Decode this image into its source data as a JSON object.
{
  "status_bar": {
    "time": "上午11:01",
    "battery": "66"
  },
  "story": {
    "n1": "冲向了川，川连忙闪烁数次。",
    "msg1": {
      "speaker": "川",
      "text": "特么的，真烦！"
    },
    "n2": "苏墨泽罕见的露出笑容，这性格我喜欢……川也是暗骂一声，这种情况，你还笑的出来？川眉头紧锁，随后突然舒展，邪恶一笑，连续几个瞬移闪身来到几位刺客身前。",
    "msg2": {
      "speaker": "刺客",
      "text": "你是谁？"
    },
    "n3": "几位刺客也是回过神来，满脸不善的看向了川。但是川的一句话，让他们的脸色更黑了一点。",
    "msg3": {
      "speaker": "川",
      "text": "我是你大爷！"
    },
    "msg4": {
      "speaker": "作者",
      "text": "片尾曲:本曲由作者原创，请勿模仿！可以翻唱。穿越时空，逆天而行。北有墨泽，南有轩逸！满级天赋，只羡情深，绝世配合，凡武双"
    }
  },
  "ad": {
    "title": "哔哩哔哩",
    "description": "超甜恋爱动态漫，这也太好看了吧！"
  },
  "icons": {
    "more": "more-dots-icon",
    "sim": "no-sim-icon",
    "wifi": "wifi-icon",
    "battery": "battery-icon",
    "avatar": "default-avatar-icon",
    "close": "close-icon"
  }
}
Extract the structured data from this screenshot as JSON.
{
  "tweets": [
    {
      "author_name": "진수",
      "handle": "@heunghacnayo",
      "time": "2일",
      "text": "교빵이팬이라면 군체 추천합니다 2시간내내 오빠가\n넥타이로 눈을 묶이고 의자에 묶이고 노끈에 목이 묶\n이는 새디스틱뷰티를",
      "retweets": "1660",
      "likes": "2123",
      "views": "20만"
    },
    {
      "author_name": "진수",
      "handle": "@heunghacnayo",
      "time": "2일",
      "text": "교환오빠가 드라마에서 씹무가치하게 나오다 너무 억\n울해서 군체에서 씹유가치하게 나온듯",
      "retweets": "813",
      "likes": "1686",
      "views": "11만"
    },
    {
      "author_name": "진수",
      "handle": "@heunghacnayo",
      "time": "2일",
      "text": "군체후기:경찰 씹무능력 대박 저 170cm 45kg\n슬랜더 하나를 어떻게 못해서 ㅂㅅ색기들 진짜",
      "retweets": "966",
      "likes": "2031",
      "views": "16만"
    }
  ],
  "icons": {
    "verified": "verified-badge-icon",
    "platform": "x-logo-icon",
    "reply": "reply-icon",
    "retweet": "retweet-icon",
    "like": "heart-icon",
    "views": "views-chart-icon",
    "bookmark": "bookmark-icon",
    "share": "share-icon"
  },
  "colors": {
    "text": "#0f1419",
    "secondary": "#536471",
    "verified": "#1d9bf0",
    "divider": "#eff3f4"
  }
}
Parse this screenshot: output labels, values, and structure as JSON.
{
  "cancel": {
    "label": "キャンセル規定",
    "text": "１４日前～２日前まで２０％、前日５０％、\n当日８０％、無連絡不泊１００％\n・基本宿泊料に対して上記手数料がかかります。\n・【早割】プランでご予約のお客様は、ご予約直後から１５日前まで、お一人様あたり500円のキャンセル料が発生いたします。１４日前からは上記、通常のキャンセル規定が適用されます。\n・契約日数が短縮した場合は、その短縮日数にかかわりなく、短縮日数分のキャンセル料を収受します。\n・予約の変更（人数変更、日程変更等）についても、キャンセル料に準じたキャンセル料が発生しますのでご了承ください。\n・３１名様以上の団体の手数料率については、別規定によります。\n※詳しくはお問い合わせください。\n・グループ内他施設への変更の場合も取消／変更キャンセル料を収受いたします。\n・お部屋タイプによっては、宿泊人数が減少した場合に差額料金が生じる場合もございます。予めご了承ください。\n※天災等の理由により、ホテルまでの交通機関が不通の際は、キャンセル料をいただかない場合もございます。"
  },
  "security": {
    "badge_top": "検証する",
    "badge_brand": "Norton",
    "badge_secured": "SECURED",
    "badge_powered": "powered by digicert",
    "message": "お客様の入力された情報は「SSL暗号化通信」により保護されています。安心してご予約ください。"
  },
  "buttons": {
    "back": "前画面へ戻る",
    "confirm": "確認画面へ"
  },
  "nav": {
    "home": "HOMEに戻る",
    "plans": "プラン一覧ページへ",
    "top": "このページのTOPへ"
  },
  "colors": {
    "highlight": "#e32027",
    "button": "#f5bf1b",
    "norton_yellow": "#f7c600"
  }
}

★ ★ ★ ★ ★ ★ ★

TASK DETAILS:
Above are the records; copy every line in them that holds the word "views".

OUTPUT FOR THIS TASK:
      "views": "20만"
      "views": "11만"
      "views": "16만"
    "views": "views-chart-icon",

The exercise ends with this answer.